> _Provided records_
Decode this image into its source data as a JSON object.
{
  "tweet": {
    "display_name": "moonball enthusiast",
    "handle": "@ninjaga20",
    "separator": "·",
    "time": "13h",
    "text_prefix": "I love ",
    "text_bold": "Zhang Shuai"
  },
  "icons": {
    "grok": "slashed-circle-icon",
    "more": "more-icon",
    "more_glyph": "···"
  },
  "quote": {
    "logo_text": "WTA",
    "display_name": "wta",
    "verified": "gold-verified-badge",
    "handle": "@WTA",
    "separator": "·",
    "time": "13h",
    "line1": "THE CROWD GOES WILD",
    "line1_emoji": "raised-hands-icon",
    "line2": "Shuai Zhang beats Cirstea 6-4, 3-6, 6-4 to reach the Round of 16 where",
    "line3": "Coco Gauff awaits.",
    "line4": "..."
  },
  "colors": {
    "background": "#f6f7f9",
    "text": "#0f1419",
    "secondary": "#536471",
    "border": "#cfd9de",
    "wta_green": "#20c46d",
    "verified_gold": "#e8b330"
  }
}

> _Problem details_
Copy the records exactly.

> _Task solution_
Decode this image into its source data as a JSON object.
{
  "tweet": {
    "display_name": "moonball enthusiast",
    "handle": "@ninjaga20",
    "separator": "·",
    "time": "13h",
    "text_prefix": "I love ",
    "text_bold": "Zhang Shuai"
  },
  "icons": {
    "grok": "slashed-circle-icon",
    "more": "more-icon",
    "more_glyph": "···"
  },
  "quote": {
    "logo_text": "WTA",
    "display_name": "wta",
    "verified": "gold-verified-badge",
    "handle": "@WTA",
    "separator": "·",
    "time": "13h",
    "line1": "THE CROWD GOES WILD",
    "line1_emoji": "raised-hands-icon",
    "line2": "Shuai Zhang beats Cirstea 6-4, 3-6, 6-4 to reach the Round of 16 where",
    "line3": "Coco Gauff awaits.",
    "line4": "..."
  },
  "colors": {
    "background": "#f6f7f9",
    "text": "#0f1419",
    "secondary": "#536471",
    "border": "#cfd9de",
    "wta_green": "#20c46d",
    "verified_gold": "#e8b330"
  }
}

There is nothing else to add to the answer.